Unlike some of his other works, it is not just a catalogue of sadism. It is meant to bring new life to an old genre, which had the reader accustomed to see virtue eventually triumph after trials only meant to bring out its value. Sade would have none of that in Justine: in her quest for virtue, the main character keeps falling into terrible situations, which humiliate her and present her with sexual lessons hidden under the mask of virtue.
She seeks refuge and confession in a monastery, only to discover the monks are perverts and to be forced to become their sex-slave; she tries to help a gentleman getting robbed in a field, but he eventually imprisons her in his dungeon, subjugating her to various sexual punishments...

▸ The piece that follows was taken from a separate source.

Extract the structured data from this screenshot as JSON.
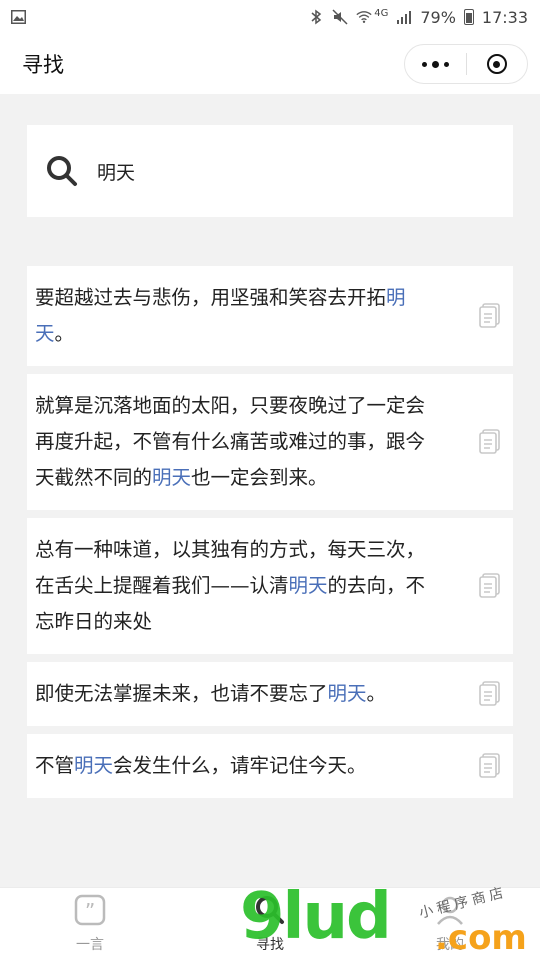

All of this is narrated by Justine herself, on her way to the gallocks. Napoleon Bonaparte ordered the arrest of the anonymous author of Justine and Juliette, and as a result Sade was incarcerated for the last 13 years of his life. The book's destruction was ordered by the Cour Royale de Paris on May 19, 1815.